*DIRECTIONS*
Your task is to filter the data below down to the lines holding "time".

---*---

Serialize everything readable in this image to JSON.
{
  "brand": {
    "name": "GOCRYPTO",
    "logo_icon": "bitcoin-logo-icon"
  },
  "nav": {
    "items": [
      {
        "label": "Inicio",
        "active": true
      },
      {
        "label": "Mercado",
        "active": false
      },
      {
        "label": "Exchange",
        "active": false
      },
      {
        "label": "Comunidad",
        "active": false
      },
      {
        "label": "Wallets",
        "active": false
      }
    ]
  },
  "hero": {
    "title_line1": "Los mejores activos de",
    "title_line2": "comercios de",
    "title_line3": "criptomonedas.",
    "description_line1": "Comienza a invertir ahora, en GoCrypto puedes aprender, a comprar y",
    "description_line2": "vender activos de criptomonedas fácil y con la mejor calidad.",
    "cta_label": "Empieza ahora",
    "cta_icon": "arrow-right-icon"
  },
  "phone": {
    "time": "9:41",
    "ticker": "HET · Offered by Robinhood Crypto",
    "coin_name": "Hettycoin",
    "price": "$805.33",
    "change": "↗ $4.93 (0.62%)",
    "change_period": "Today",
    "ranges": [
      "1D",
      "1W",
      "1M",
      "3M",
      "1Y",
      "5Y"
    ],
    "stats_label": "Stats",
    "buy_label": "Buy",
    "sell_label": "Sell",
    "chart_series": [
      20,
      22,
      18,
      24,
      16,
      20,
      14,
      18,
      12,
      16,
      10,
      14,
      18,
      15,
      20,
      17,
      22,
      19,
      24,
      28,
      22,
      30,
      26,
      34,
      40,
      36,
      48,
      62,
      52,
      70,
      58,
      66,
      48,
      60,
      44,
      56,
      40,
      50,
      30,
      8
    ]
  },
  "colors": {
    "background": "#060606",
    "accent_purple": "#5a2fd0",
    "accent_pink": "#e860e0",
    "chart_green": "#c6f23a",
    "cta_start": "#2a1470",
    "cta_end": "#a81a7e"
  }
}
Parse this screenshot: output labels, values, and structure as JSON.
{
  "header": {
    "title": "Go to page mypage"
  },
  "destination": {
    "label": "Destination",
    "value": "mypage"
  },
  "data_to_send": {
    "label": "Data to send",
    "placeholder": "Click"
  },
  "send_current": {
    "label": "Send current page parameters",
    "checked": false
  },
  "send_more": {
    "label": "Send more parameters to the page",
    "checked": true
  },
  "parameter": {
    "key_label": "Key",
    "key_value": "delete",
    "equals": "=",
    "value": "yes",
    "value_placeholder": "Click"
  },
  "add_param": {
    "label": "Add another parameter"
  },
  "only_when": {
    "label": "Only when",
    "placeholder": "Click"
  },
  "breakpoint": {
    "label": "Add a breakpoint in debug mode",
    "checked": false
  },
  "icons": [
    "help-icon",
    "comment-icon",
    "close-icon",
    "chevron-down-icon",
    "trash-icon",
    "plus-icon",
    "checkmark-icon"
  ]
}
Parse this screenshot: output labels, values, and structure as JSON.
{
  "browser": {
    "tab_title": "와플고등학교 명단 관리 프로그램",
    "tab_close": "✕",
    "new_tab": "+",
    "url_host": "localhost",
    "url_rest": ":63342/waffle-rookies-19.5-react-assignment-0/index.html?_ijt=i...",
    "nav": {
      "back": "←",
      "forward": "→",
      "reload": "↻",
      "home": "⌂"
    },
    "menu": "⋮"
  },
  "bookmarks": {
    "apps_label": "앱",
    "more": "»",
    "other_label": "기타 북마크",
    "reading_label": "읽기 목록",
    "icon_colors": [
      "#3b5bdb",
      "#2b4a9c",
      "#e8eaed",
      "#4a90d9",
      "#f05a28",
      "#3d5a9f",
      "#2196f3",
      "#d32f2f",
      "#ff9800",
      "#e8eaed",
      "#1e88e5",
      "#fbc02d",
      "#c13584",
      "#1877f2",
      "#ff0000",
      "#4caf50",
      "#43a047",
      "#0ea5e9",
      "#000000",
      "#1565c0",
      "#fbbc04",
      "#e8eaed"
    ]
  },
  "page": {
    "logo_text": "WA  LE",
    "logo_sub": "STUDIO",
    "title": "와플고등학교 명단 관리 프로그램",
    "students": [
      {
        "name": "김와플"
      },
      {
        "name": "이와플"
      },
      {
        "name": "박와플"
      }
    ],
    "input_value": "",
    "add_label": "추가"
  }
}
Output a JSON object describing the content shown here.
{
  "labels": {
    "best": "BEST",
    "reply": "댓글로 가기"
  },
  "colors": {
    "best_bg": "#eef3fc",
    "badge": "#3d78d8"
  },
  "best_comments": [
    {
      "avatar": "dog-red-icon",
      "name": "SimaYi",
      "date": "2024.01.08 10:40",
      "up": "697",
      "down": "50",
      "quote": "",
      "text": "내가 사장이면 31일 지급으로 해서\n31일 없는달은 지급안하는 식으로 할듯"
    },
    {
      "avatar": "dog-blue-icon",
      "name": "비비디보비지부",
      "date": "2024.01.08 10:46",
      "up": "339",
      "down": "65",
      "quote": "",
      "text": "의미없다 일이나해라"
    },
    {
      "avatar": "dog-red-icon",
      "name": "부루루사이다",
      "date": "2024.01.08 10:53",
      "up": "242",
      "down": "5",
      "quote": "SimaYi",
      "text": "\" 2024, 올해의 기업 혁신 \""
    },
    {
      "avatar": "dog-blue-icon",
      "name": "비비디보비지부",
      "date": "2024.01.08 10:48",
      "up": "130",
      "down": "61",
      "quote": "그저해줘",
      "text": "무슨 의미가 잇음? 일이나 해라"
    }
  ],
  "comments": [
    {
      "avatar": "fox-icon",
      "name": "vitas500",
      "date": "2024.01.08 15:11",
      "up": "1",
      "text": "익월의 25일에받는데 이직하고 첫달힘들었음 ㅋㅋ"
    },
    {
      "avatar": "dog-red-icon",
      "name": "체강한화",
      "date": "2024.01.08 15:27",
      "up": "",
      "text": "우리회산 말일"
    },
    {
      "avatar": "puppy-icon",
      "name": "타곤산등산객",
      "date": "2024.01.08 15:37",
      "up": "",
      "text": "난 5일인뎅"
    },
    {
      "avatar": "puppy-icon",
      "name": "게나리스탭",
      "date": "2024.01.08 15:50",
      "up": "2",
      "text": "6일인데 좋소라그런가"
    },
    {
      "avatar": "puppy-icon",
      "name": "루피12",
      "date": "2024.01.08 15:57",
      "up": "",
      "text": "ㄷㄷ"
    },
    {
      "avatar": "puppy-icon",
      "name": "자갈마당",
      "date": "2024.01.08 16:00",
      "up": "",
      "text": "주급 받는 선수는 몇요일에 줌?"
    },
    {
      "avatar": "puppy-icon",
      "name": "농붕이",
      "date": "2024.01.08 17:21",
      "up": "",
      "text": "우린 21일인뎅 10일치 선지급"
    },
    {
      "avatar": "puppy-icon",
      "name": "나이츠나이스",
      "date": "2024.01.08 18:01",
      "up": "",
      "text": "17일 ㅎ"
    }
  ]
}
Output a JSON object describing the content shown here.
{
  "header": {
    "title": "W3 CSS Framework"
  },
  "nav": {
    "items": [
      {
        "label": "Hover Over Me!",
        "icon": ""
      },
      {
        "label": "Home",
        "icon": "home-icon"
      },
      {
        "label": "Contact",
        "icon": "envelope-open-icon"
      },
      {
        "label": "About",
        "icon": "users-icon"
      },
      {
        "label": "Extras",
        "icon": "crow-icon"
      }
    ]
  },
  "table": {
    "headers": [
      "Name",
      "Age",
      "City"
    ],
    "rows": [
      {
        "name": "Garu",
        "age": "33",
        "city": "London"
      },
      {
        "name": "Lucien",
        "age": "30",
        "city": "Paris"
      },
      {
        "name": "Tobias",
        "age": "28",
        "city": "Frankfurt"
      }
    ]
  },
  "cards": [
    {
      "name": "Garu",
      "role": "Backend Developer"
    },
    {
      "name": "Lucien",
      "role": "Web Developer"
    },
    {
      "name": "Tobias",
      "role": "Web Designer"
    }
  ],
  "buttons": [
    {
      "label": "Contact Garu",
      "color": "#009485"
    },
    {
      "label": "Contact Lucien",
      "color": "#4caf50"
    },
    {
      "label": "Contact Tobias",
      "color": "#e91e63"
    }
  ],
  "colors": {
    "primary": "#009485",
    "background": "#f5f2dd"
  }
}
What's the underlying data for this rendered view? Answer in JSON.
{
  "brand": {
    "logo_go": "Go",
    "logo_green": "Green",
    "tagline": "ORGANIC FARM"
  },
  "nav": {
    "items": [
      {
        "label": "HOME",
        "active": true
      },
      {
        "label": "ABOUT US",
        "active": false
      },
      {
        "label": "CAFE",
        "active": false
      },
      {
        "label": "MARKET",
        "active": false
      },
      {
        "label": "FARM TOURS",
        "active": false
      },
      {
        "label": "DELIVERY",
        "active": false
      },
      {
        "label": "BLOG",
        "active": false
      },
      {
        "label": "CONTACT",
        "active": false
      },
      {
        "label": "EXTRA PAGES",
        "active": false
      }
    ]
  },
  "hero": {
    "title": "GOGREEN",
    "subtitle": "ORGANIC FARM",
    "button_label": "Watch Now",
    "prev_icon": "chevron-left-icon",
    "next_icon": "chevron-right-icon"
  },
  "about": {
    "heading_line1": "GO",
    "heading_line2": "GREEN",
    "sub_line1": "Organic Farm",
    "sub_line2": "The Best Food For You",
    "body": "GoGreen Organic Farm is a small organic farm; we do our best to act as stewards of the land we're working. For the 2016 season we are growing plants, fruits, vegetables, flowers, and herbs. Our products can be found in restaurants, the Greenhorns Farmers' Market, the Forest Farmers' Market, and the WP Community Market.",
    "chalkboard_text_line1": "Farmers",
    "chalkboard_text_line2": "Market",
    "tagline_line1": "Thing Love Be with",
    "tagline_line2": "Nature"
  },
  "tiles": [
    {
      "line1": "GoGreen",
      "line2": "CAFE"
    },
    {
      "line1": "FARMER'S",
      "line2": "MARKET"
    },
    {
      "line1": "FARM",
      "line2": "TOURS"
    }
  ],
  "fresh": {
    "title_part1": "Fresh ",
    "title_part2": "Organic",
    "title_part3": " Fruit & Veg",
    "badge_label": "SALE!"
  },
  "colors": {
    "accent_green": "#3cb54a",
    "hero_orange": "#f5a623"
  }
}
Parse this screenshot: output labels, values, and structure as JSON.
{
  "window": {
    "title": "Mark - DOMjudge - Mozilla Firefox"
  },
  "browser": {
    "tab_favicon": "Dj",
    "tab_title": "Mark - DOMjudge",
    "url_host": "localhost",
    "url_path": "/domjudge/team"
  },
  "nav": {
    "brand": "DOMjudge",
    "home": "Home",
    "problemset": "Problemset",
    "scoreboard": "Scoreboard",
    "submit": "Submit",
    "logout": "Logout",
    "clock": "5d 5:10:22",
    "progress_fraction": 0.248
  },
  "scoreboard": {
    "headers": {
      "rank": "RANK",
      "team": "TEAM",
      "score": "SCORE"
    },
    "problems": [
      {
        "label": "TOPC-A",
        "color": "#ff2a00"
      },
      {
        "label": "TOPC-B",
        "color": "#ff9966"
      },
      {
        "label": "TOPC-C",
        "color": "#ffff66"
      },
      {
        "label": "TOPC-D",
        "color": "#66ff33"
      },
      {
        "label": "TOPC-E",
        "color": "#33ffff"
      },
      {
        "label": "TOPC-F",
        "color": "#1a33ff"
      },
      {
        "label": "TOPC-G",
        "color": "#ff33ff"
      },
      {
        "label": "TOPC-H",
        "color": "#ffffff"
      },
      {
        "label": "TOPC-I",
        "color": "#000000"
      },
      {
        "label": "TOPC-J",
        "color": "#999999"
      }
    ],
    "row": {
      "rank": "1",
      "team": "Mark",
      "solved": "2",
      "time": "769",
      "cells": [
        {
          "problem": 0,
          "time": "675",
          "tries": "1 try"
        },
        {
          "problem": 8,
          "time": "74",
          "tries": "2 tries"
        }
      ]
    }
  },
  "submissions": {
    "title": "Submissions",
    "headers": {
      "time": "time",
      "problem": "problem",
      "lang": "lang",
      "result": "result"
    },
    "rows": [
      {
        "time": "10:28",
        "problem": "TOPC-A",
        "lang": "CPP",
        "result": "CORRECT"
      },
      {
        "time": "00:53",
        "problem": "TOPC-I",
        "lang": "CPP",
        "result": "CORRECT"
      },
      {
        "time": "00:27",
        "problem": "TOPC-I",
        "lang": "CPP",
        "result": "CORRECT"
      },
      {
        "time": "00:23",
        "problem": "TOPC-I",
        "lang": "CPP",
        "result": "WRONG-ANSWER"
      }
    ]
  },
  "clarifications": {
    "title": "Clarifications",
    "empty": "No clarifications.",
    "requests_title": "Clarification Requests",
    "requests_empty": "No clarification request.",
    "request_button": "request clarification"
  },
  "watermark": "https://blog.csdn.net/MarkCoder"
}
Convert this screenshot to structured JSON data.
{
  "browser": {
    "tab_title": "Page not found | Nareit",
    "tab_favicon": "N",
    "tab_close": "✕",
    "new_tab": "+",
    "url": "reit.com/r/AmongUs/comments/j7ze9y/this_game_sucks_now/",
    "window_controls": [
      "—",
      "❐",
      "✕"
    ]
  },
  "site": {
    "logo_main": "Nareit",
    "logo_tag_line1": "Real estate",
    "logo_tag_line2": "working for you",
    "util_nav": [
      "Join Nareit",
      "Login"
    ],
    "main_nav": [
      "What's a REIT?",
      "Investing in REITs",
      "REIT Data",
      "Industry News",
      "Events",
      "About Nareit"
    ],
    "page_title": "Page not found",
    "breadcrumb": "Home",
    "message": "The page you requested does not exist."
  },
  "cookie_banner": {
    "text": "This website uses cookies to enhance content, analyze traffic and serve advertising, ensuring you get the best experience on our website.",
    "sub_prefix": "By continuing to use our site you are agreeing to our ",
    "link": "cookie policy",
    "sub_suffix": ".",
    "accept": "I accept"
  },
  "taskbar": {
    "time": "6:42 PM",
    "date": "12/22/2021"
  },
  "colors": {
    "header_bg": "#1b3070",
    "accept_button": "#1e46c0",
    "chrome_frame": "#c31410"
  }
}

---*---

*SOLUTION*
    "time": "9:41",
      "time": "769",
          "time": "675",
          "time": "74",
      "time": "time",
        "time": "10:28",
        "time": "00:53",
        "time": "00:27",
        "time": "00:23",
    "time": "6:42 PM",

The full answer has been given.